About this task -> Give the number of lines in the records below that contain the word "carácter". State only that number.

Entries from a dataset of interfaces:
Content starts
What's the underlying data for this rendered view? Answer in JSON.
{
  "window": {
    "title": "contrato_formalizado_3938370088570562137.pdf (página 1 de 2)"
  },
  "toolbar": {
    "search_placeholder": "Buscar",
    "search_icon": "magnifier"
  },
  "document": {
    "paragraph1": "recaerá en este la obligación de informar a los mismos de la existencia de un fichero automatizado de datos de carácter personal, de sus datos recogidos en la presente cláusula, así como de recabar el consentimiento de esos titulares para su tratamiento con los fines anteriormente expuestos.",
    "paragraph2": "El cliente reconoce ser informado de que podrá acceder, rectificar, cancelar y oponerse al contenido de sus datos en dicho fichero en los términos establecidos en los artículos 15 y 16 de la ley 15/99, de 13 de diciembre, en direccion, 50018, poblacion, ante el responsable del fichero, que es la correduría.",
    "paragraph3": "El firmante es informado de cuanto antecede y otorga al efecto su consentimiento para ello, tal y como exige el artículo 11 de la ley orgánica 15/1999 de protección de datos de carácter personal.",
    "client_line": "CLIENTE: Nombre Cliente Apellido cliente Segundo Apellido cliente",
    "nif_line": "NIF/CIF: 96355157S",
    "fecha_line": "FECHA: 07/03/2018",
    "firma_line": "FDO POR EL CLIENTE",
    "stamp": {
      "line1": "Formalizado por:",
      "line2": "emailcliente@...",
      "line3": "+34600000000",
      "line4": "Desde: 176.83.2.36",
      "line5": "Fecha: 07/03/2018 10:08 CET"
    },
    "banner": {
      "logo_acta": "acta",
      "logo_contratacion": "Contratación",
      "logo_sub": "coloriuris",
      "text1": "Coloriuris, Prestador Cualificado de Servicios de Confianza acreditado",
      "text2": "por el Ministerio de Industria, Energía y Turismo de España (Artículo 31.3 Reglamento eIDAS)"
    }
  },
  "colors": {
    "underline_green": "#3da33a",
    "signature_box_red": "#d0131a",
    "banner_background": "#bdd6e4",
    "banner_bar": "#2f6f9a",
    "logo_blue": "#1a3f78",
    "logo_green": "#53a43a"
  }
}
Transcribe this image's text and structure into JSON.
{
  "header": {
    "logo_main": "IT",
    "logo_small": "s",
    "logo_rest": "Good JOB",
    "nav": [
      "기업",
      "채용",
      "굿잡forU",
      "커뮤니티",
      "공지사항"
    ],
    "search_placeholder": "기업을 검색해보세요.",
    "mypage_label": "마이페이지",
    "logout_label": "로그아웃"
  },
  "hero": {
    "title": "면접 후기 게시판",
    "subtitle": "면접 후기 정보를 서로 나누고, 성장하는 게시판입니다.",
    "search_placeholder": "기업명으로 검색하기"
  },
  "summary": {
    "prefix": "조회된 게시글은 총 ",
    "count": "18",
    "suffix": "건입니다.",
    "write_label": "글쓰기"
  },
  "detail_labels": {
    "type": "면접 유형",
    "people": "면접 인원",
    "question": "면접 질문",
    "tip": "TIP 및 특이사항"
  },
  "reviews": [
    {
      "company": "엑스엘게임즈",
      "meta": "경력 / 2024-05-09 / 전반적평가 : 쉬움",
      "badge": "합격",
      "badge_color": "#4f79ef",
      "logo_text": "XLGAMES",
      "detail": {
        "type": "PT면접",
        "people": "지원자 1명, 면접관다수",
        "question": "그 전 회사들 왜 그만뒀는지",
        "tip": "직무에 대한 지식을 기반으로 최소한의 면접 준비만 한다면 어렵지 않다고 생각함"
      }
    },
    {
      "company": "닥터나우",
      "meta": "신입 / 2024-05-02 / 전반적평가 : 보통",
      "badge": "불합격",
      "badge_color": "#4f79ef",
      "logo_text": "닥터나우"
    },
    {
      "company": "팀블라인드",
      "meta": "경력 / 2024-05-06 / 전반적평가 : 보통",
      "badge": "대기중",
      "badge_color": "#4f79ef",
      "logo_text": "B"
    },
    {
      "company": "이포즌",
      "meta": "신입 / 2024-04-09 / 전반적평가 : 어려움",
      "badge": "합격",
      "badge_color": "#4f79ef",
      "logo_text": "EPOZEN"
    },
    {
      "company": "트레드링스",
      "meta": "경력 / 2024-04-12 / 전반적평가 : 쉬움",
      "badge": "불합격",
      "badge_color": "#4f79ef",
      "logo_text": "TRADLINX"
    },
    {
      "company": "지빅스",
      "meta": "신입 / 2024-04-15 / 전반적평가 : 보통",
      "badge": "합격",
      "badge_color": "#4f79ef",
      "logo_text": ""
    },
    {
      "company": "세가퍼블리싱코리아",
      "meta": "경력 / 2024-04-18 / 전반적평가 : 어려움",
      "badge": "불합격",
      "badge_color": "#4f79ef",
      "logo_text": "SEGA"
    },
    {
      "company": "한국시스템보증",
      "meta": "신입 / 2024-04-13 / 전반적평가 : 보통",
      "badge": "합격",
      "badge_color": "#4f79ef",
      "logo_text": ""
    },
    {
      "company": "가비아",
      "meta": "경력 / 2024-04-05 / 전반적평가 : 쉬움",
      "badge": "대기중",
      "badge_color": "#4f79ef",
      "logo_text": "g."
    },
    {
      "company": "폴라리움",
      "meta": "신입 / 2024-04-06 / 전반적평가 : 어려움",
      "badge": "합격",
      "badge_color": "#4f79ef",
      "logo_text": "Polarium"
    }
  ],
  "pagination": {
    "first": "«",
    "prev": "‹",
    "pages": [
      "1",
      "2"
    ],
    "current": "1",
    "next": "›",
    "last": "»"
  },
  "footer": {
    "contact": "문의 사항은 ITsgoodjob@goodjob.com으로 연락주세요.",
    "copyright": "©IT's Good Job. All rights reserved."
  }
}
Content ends
Task output -> 2